What the task requires — Quote the entries that follow exactly, leaving none out.

Entries from a dataset of interfaces
──────────────────────────────

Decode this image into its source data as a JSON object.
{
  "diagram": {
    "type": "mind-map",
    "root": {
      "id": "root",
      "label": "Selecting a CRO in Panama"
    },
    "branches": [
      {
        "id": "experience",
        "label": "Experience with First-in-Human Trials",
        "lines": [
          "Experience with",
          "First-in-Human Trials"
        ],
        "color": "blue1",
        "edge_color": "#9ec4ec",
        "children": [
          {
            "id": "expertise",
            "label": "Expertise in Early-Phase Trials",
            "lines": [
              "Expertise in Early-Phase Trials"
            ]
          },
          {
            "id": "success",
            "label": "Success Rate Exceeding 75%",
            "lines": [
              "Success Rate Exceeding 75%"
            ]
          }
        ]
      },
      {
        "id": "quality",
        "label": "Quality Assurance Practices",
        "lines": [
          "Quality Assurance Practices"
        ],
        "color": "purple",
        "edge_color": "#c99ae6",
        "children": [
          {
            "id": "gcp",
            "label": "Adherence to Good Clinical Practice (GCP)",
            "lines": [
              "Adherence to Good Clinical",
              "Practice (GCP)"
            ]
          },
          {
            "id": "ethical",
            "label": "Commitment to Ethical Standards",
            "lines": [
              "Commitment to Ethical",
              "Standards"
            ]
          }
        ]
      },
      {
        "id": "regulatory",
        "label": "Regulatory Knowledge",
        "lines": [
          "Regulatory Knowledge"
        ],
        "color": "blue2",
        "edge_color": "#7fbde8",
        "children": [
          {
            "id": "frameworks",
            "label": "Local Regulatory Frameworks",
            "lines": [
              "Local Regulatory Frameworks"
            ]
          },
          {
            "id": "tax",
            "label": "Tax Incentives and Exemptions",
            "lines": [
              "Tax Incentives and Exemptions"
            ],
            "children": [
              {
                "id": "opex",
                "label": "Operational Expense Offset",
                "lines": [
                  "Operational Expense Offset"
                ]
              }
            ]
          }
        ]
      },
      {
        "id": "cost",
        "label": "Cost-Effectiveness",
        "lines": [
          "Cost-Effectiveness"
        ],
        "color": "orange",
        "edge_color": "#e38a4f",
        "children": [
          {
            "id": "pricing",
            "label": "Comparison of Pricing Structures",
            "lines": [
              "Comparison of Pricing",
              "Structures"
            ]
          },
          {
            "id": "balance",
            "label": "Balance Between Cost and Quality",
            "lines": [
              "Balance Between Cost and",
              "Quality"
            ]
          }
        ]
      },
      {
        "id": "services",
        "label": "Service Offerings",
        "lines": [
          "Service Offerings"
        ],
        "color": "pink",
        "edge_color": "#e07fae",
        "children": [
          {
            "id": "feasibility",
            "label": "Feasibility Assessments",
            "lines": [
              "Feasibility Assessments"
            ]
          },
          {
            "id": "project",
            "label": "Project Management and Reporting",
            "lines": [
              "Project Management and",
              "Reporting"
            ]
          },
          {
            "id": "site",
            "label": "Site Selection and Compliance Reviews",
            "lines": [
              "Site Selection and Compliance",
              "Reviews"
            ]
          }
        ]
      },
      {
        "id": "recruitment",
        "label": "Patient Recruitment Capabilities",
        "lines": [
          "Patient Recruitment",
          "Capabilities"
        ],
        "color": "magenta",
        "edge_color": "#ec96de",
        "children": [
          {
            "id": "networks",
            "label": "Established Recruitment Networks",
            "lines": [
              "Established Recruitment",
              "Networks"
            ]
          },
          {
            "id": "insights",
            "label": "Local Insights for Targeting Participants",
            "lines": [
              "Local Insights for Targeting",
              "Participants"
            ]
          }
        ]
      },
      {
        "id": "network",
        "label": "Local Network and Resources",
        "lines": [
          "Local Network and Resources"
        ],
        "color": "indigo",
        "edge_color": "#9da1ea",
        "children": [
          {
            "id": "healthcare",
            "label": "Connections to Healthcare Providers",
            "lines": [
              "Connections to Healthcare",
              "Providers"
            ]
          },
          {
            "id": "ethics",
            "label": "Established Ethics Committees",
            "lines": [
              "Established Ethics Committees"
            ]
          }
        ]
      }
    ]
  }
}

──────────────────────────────

Written reply —
Decode this image into its source data as a JSON object.
{
  "diagram": {
    "type": "mind-map",
    "root": {
      "id": "root",
      "label": "Selecting a CRO in Panama"
    },
    "branches": [
      {
        "id": "experience",
        "label": "Experience with First-in-Human Trials",
        "lines": [
          "Experience with",
          "First-in-Human Trials"
        ],
        "color": "blue1",
        "edge_color": "#9ec4ec",
        "children": [
          {
            "id": "expertise",
            "label": "Expertise in Early-Phase Trials",
            "lines": [
              "Expertise in Early-Phase Trials"
            ]
          },
          {
            "id": "success",
            "label": "Success Rate Exceeding 75%",
            "lines": [
              "Success Rate Exceeding 75%"
            ]
          }
        ]
      },
      {
        "id": "quality",
        "label": "Quality Assurance Practices",
        "lines": [
          "Quality Assurance Practices"
        ],
        "color": "purple",
        "edge_color": "#c99ae6",
        "children": [
          {
            "id": "gcp",
            "label": "Adherence to Good Clinical Practice (GCP)",
            "lines": [
              "Adherence to Good Clinical",
              "Practice (GCP)"
            ]
          },
          {
            "id": "ethical",
            "label": "Commitment to Ethical Standards",
            "lines": [
              "Commitment to Ethical",
              "Standards"
            ]
          }
        ]
      },
      {
        "id": "regulatory",
        "label": "Regulatory Knowledge",
        "lines": [
          "Regulatory Knowledge"
        ],
        "color": "blue2",
        "edge_color": "#7fbde8",
        "children": [
          {
            "id": "frameworks",
            "label": "Local Regulatory Frameworks",
            "lines": [
              "Local Regulatory Frameworks"
            ]
          },
          {
            "id": "tax",
            "label": "Tax Incentives and Exemptions",
            "lines": [
              "Tax Incentives and Exemptions"
            ],
            "children": [
              {
                "id": "opex",
                "label": "Operational Expense Offset",
                "lines": [
                  "Operational Expense Offset"
                ]
              }
            ]
          }
        ]
      },
      {
        "id": "cost",
        "label": "Cost-Effectiveness",
        "lines": [
          "Cost-Effectiveness"
        ],
        "color": "orange",
        "edge_color": "#e38a4f",
        "children": [
          {
            "id": "pricing",
            "label": "Comparison of Pricing Structures",
            "lines": [
              "Comparison of Pricing",
              "Structures"
            ]
          },
          {
            "id": "balance",
            "label": "Balance Between Cost and Quality",
            "lines": [
              "Balance Between Cost and",
              "Quality"
            ]
          }
        ]
      },
      {
        "id": "services",
        "label": "Service Offerings",
        "lines": [
          "Service Offerings"
        ],
        "color": "pink",
        "edge_color": "#e07fae",
        "children": [
          {
            "id": "feasibility",
            "label": "Feasibility Assessments",
            "lines": [
              "Feasibility Assessments"
            ]
          },
          {
            "id": "project",
            "label": "Project Management and Reporting",
            "lines": [
              "Project Management and",
              "Reporting"
            ]
          },
          {
            "id": "site",
            "label": "Site Selection and Compliance Reviews",
            "lines": [
              "Site Selection and Compliance",
              "Reviews"
            ]
          }
        ]
      },
      {
        "id": "recruitment",
        "label": "Patient Recruitment Capabilities",
        "lines": [
          "Patient Recruitment",
          "Capabilities"
        ],
        "color": "magenta",
        "edge_color": "#ec96de",
        "children": [
          {
            "id": "networks",
            "label": "Established Recruitment Networks",
            "lines": [
              "Established Recruitment",
              "Networks"
            ]
          },
          {
            "id": "insights",
            "label": "Local Insights for Targeting Participants",
            "lines": [
              "Local Insights for Targeting",
              "Participants"
            ]
          }
        ]
      },
      {
        "id": "network",
        "label": "Local Network and Resources",
        "lines": [
          "Local Network and Resources"
        ],
        "color": "indigo",
        "edge_color": "#9da1ea",
        "children": [
          {
            "id": "healthcare",
            "label": "Connections to Healthcare Providers",
            "lines": [
              "Connections to Healthcare",
              "Providers"
            ]
          },
          {
            "id": "ethics",
            "label": "Established Ethics Committees",
            "lines": [
              "Established Ethics Committees"
            ]
          }
        ]
      }
    ]
  }
}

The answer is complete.